--- WHAT YOU NEED TO DO ---
When the string "西安市某中学综合楼采暖施工全套图纸" appears in a line of the records, show the whole line.

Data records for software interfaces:
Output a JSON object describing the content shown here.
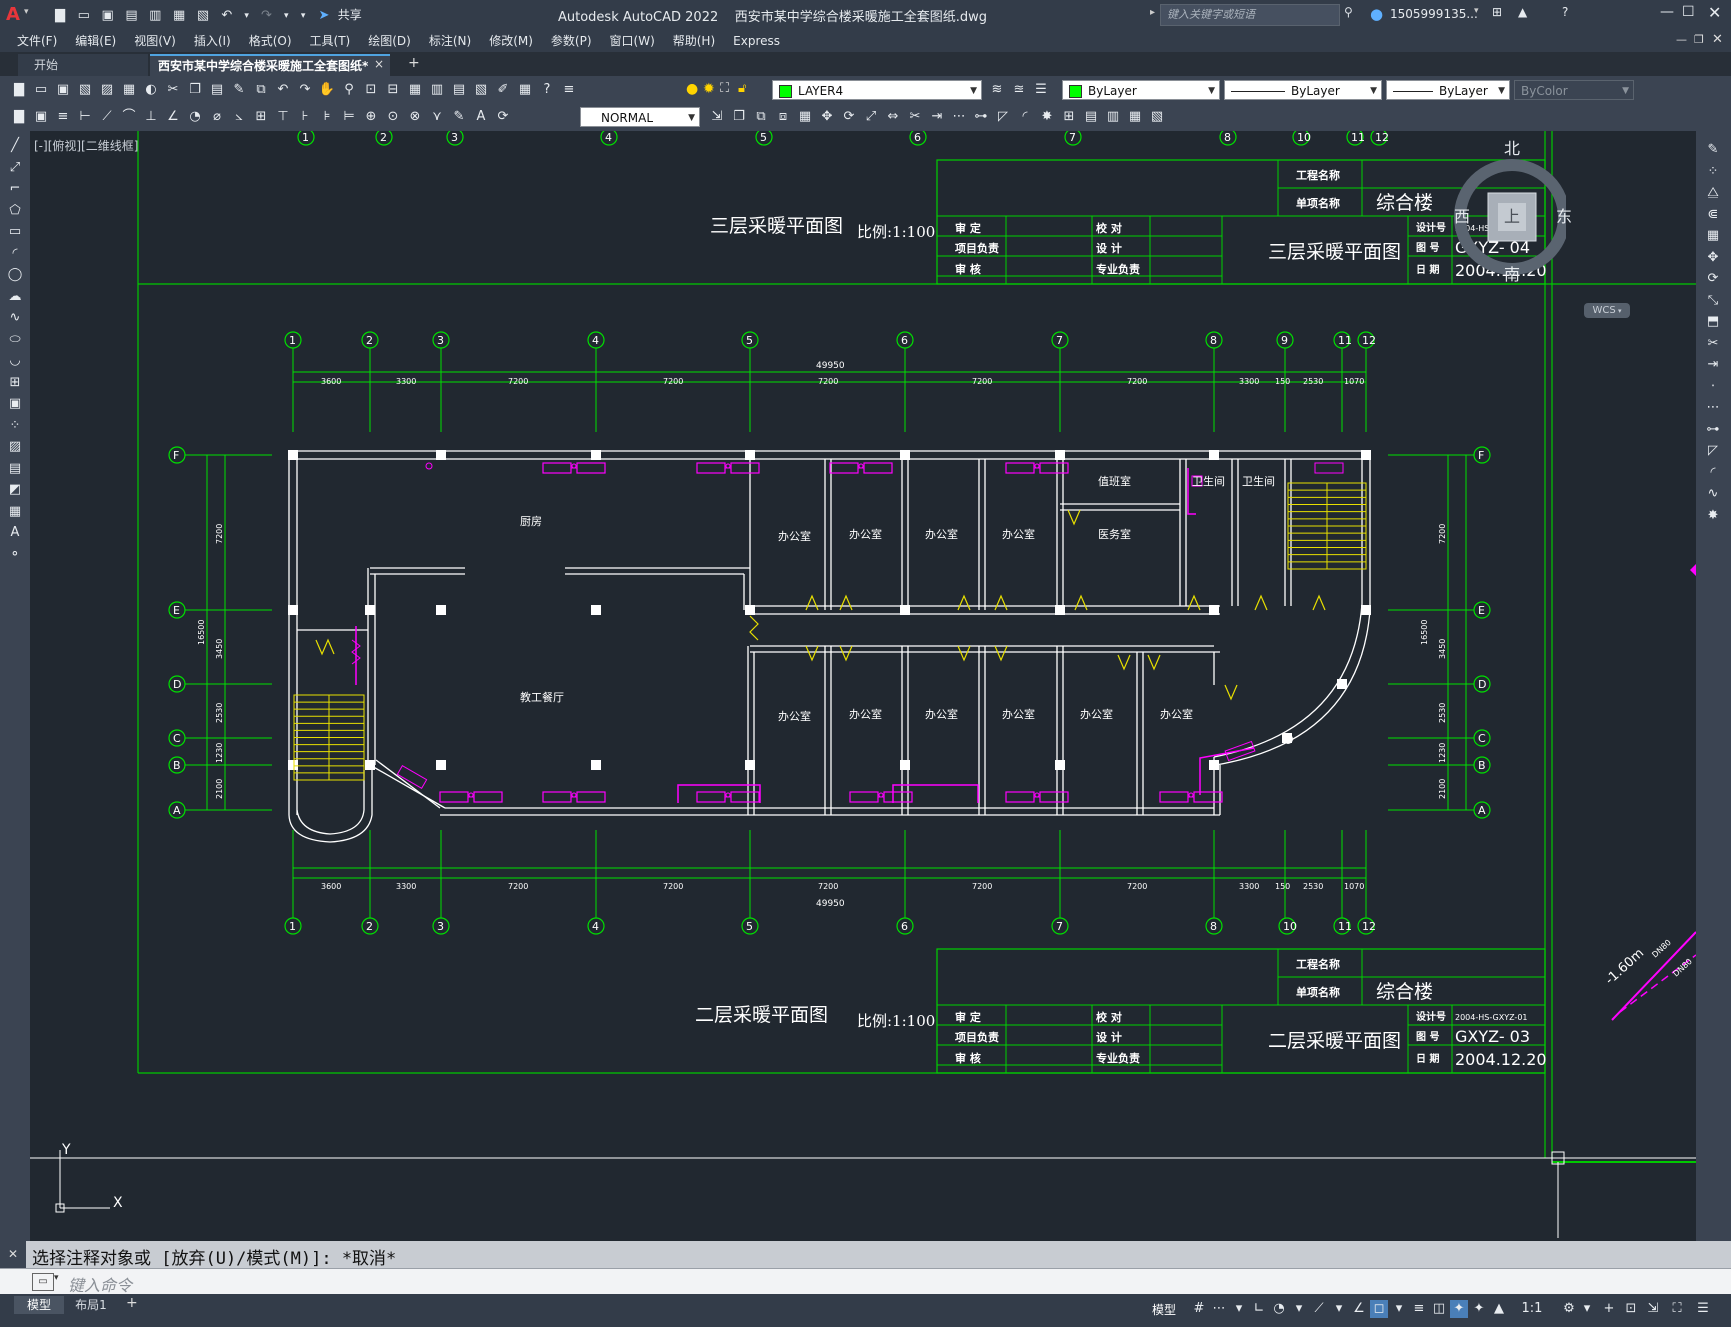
{
  "app": {
    "title": "Autodesk AutoCAD 2022    西安市某中学综合楼采暖施工全套图纸.dwg",
    "logo_letter": "A",
    "share_label": "共享",
    "search_placeholder": "键入关键字或短语",
    "user": "1505999135...",
    "window_controls": [
      "minimize-icon",
      "maximize-icon",
      "close-icon"
    ]
  },
  "menu": {
    "items": [
      "文件(F)",
      "编辑(E)",
      "视图(V)",
      "插入(I)",
      "格式(O)",
      "工具(T)",
      "绘图(D)",
      "标注(N)",
      "修改(M)",
      "参数(P)",
      "窗口(W)",
      "帮助(H)",
      "Express"
    ]
  },
  "tabs": {
    "start": "开始",
    "active": "西安市某中学综合楼采暖施工全套图纸*",
    "close": "×",
    "add": "+"
  },
  "toolbar": {
    "layer": "LAYER4",
    "color": "ByLayer",
    "linetype": "ByLayer",
    "lineweight": "ByLayer",
    "plotstyle": "ByColor",
    "style": "NORMAL",
    "layer_color": "#00ff00"
  },
  "viewport": {
    "label": "[-][俯视][二维线框]",
    "compass": {
      "north": "北",
      "south": "南",
      "east": "东",
      "west": "西",
      "top": "上"
    },
    "wcs": "WCS",
    "ucs_x": "X",
    "ucs_y": "Y"
  },
  "drawing": {
    "plan3_title": "三层采暖平面图",
    "plan2_title": "二层采暖平面图",
    "scale": "比例:1:100",
    "grid_numbers_top": [
      "1",
      "2",
      "3",
      "4",
      "5",
      "6",
      "7",
      "8",
      "10",
      "11",
      "12"
    ],
    "grid_numbers_mid": [
      "1",
      "2",
      "3",
      "4",
      "5",
      "6",
      "7",
      "8",
      "9",
      "11",
      "12"
    ],
    "grid_numbers_bottom": [
      "1",
      "2",
      "3",
      "4",
      "5",
      "6",
      "7",
      "8",
      "10",
      "11",
      "12"
    ],
    "grid_letters": [
      "F",
      "E",
      "D",
      "C",
      "B",
      "A"
    ],
    "dims_top": [
      "3600",
      "3300",
      "7200",
      "7200",
      "7200",
      "7200",
      "7200",
      "3300",
      "150",
      "2530",
      "1070"
    ],
    "dims_total": "49950",
    "dims_left": [
      "7200",
      "3450",
      "2530",
      "1230",
      "2100"
    ],
    "dims_left_total": "16500",
    "rooms": {
      "kitchen": "厨房",
      "dining": "教工餐厅",
      "office": "办公室",
      "duty": "值班室",
      "clinic": "医务室",
      "toilet": "卫生间"
    },
    "title_block": {
      "project_label": "工程名称",
      "item_label": "单项名称",
      "item_value": "综合楼",
      "approve": "审  定",
      "check": "校  对",
      "lead": "项目负责",
      "design": "设  计",
      "review": "审  核",
      "specialist": "专业负责",
      "design_no_label": "设计号",
      "design_no": "2004-HS-GXYZ-01",
      "drawing_no_label": "图  号",
      "date_label": "日  期",
      "date": "2004.12.20",
      "sheet3_no": "GXYZ- 04",
      "sheet2_no": "GXYZ- 03"
    },
    "pipe_label": "-1.60m",
    "pipe_dn1": "DN80",
    "pipe_dn2": "DN80"
  },
  "command": {
    "history": "选择注释对象或 [放弃(U)/模式(M)]: *取消*",
    "placeholder": "键入命令"
  },
  "status": {
    "model_tab": "模型",
    "layout_tab": "布局1",
    "add": "+",
    "model_button": "模型",
    "scale": "1:1"
  }
}
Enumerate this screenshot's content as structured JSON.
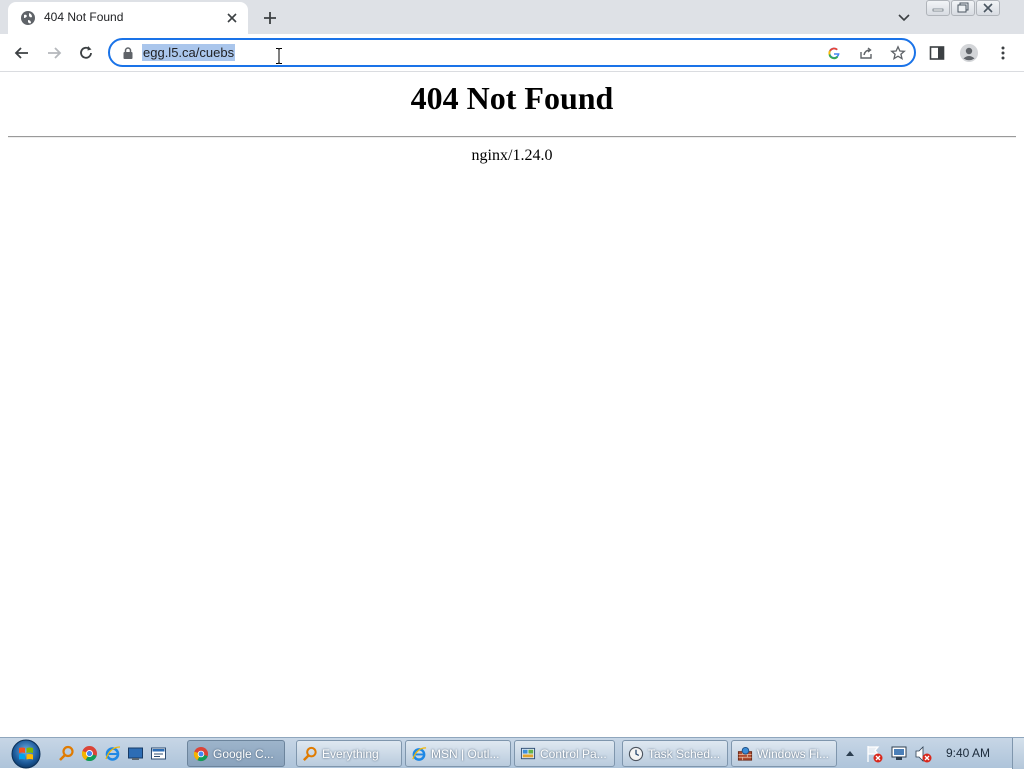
{
  "browser": {
    "tab": {
      "title": "404 Not Found"
    },
    "address_bar": {
      "url": "egg.l5.ca/cuebs"
    }
  },
  "page": {
    "heading": "404 Not Found",
    "server": "nginx/1.24.0"
  },
  "taskbar": {
    "tasks": [
      {
        "label": "Google C...",
        "icon": "chrome-icon"
      },
      {
        "label": "Everything",
        "icon": "everything-icon"
      },
      {
        "label": "MSN | Outl...",
        "icon": "ie-icon"
      },
      {
        "label": "Control Pa...",
        "icon": "control-panel-icon"
      },
      {
        "label": "Task Sched...",
        "icon": "task-scheduler-icon"
      },
      {
        "label": "Windows Fi...",
        "icon": "windows-firewall-icon"
      }
    ],
    "clock": "9:40 AM"
  },
  "colors": {
    "accent": "#1a73e8",
    "selection": "#aac6ec",
    "tabstrip": "#dee1e6"
  }
}
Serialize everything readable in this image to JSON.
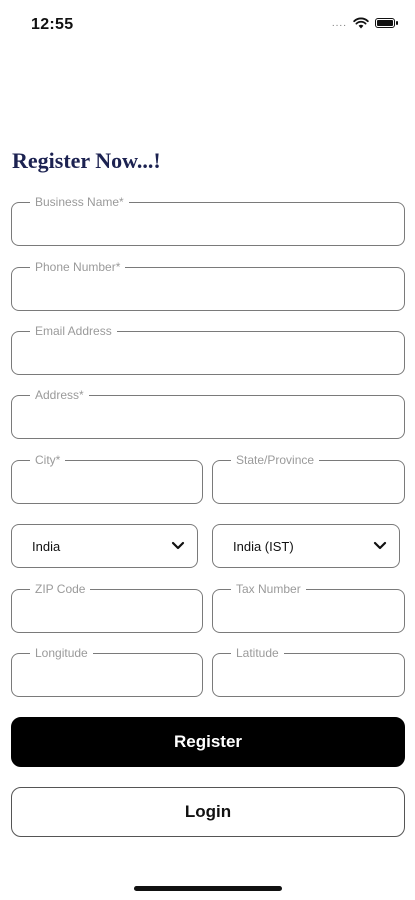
{
  "status_bar": {
    "time": "12:55",
    "signal": "....",
    "icons": [
      "wifi-icon",
      "battery-icon"
    ]
  },
  "title": "Register Now...!",
  "form": {
    "business_name": {
      "label": "Business Name*",
      "value": ""
    },
    "phone_number": {
      "label": "Phone Number*",
      "value": ""
    },
    "email_address": {
      "label": "Email Address",
      "value": ""
    },
    "address": {
      "label": "Address*",
      "value": ""
    },
    "city": {
      "label": "City*",
      "value": ""
    },
    "state_province": {
      "label": "State/Province",
      "value": ""
    },
    "country_select": {
      "value": "India"
    },
    "timezone_select": {
      "value": "India (IST)"
    },
    "zip_code": {
      "label": "ZIP Code",
      "value": ""
    },
    "tax_number": {
      "label": "Tax Number",
      "value": ""
    },
    "longitude": {
      "label": "Longitude",
      "value": ""
    },
    "latitude": {
      "label": "Latitude",
      "value": ""
    }
  },
  "buttons": {
    "register": "Register",
    "login": "Login"
  },
  "colors": {
    "title": "#1c2251",
    "primary_button": "#000000",
    "border": "#7a7a7a",
    "label": "#9a9a9a"
  }
}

--- YOUR SOLUTION ---
    "title": "Autodesk AutoCAD 2022    西安市某中学综合楼采暖施工全套图纸.dwg",
    "active": "西安市某中学综合楼采暖施工全套图纸*",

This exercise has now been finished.